== What you will do ==
Set down all of the lines below exactly as they are given.

== Study material ==
┏━━

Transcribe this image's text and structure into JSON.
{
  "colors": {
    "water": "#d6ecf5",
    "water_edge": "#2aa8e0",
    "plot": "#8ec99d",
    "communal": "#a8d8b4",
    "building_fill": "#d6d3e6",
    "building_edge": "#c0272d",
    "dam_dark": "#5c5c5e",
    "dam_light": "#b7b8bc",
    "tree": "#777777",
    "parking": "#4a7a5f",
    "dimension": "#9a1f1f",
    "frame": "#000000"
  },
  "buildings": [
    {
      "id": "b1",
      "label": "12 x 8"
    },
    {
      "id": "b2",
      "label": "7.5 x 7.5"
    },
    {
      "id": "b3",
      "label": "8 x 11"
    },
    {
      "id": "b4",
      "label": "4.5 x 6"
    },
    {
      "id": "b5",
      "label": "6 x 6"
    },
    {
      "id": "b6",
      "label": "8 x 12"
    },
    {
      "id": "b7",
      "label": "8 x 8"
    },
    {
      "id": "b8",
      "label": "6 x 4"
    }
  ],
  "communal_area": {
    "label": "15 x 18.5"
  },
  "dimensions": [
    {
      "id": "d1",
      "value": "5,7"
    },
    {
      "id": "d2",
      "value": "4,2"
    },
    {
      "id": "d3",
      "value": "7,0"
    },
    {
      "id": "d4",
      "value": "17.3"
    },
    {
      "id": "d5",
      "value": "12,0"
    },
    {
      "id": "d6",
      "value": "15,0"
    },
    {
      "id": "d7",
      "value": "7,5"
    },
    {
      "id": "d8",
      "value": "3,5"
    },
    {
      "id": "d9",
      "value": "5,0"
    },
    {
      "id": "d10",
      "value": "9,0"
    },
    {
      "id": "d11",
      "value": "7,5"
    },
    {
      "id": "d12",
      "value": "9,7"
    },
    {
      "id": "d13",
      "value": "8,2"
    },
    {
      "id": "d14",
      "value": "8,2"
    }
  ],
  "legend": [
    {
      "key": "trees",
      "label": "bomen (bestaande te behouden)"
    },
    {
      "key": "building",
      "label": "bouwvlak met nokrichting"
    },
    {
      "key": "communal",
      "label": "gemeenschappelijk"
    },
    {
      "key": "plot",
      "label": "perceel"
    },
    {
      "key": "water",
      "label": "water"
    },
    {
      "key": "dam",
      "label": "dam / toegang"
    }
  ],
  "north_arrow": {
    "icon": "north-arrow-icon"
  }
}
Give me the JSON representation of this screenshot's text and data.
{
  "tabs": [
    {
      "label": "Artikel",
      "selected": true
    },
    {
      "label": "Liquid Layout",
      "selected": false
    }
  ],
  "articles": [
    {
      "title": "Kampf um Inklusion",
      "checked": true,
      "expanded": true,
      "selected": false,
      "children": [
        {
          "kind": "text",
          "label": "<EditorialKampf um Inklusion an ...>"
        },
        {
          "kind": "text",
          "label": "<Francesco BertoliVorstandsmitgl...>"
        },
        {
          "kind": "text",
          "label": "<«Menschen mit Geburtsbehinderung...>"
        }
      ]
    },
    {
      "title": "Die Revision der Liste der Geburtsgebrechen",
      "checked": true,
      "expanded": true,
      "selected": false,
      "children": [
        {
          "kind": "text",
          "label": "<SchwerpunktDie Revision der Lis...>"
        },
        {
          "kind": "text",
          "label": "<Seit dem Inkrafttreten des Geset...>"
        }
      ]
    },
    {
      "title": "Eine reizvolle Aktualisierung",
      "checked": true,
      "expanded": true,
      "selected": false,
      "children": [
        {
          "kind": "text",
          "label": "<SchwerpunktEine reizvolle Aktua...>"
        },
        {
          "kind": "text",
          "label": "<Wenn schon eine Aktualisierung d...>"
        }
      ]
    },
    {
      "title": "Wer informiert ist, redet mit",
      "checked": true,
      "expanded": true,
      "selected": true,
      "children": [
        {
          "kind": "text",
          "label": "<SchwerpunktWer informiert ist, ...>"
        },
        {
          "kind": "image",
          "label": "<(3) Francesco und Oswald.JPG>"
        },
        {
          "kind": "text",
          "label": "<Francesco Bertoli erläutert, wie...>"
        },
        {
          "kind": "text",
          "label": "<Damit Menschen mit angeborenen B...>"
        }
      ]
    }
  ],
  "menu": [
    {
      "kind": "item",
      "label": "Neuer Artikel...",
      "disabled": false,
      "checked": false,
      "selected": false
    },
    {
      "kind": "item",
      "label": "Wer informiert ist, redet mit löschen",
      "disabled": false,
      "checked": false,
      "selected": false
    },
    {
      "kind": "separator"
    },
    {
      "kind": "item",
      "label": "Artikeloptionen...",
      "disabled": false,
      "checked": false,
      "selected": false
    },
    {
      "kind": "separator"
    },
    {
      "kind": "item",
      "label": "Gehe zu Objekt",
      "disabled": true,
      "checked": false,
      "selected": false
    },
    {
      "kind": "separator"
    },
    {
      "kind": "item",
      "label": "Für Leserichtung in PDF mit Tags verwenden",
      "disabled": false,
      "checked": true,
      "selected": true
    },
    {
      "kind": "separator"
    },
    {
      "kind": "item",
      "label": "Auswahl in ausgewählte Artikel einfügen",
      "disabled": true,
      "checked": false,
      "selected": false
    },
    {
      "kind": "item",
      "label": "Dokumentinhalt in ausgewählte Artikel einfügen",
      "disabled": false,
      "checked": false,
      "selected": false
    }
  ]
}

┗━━

== The completed task ==
Transcribe this image's text and structure into JSON.
{
  "colors": {
    "water": "#d6ecf5",
    "water_edge": "#2aa8e0",
    "plot": "#8ec99d",
    "communal": "#a8d8b4",
    "building_fill": "#d6d3e6",
    "building_edge": "#c0272d",
    "dam_dark": "#5c5c5e",
    "dam_light": "#b7b8bc",
    "tree": "#777777",
    "parking": "#4a7a5f",
    "dimension": "#9a1f1f",
    "frame": "#000000"
  },
  "buildings": [
    {
      "id": "b1",
      "label": "12 x 8"
    },
    {
      "id": "b2",
      "label": "7.5 x 7.5"
    },
    {
      "id": "b3",
      "label": "8 x 11"
    },
    {
      "id": "b4",
      "label": "4.5 x 6"
    },
    {
      "id": "b5",
      "label": "6 x 6"
    },
    {
      "id": "b6",
      "label": "8 x 12"
    },
    {
      "id": "b7",
      "label": "8 x 8"
    },
    {
      "id": "b8",
      "label": "6 x 4"
    }
  ],
  "communal_area": {
    "label": "15 x 18.5"
  },
  "dimensions": [
    {
      "id": "d1",
      "value": "5,7"
    },
    {
      "id": "d2",
      "value": "4,2"
    },
    {
      "id": "d3",
      "value": "7,0"
    },
    {
      "id": "d4",
      "value": "17.3"
    },
    {
      "id": "d5",
      "value": "12,0"
    },
    {
      "id": "d6",
      "value": "15,0"
    },
    {
      "id": "d7",
      "value": "7,5"
    },
    {
      "id": "d8",
      "value": "3,5"
    },
    {
      "id": "d9",
      "value": "5,0"
    },
    {
      "id": "d10",
      "value": "9,0"
    },
    {
      "id": "d11",
      "value": "7,5"
    },
    {
      "id": "d12",
      "value": "9,7"
    },
    {
      "id": "d13",
      "value": "8,2"
    },
    {
      "id": "d14",
      "value": "8,2"
    }
  ],
  "legend": [
    {
      "key": "trees",
      "label": "bomen (bestaande te behouden)"
    },
    {
      "key": "building",
      "label": "bouwvlak met nokrichting"
    },
    {
      "key": "communal",
      "label": "gemeenschappelijk"
    },
    {
      "key": "plot",
      "label": "perceel"
    },
    {
      "key": "water",
      "label": "water"
    },
    {
      "key": "dam",
      "label": "dam / toegang"
    }
  ],
  "north_arrow": {
    "icon": "north-arrow-icon"
  }
}
Give me the JSON representation of this screenshot's text and data.
{
  "tabs": [
    {
      "label": "Artikel",
      "selected": true
    },
    {
      "label": "Liquid Layout",
      "selected": false
    }
  ],
  "articles": [
    {
      "title": "Kampf um Inklusion",
      "checked": true,
      "expanded": true,
      "selected": false,
      "children": [
        {
          "kind": "text",
          "label": "<EditorialKampf um Inklusion an ...>"
        },
        {
          "kind": "text",
          "label": "<Francesco BertoliVorstandsmitgl...>"
        },
        {
          "kind": "text",
          "label": "<«Menschen mit Geburtsbehinderung...>"
        }
      ]
    },
    {
      "title": "Die Revision der Liste der Geburtsgebrechen",
      "checked": true,
      "expanded": true,
      "selected": false,
      "children": [
        {
          "kind": "text",
          "label": "<SchwerpunktDie Revision der Lis...>"
        },
        {
          "kind": "text",
          "label": "<Seit dem Inkrafttreten des Geset...>"
        }
      ]
    },
    {
      "title": "Eine reizvolle Aktualisierung",
      "checked": true,
      "expanded": true,
      "selected": false,
      "children": [
        {
          "kind": "text",
          "label": "<SchwerpunktEine reizvolle Aktua...>"
        },
        {
          "kind": "text",
          "label": "<Wenn schon eine Aktualisierung d...>"
        }
      ]
    },
    {
      "title": "Wer informiert ist, redet mit",
      "checked": true,
      "expanded": true,
      "selected": true,
      "children": [
        {
          "kind": "text",
          "label": "<SchwerpunktWer informiert ist, ...>"
        },
        {
          "kind": "image",
          "label": "<(3) Francesco und Oswald.JPG>"
        },
        {
          "kind": "text",
          "label": "<Francesco Bertoli erläutert, wie...>"
        },
        {
          "kind": "text",
          "label": "<Damit Menschen mit angeborenen B...>"
        }
      ]
    }
  ],
  "menu": [
    {
      "kind": "item",
      "label": "Neuer Artikel...",
      "disabled": false,
      "checked": false,
      "selected": false
    },
    {
      "kind": "item",
      "label": "Wer informiert ist, redet mit löschen",
      "disabled": false,
      "checked": false,
      "selected": false
    },
    {
      "kind": "separator"
    },
    {
      "kind": "item",
      "label": "Artikeloptionen...",
      "disabled": false,
      "checked": false,
      "selected": false
    },
    {
      "kind": "separator"
    },
    {
      "kind": "item",
      "label": "Gehe zu Objekt",
      "disabled": true,
      "checked": false,
      "selected": false
    },
    {
      "kind": "separator"
    },
    {
      "kind": "item",
      "label": "Für Leserichtung in PDF mit Tags verwenden",
      "disabled": false,
      "checked": true,
      "selected": true
    },
    {
      "kind": "separator"
    },
    {
      "kind": "item",
      "label": "Auswahl in ausgewählte Artikel einfügen",
      "disabled": true,
      "checked": false,
      "selected": false
    },
    {
      "kind": "item",
      "label": "Dokumentinhalt in ausgewählte Artikel einfügen",
      "disabled": false,
      "checked": false,
      "selected": false
    }
  ]
}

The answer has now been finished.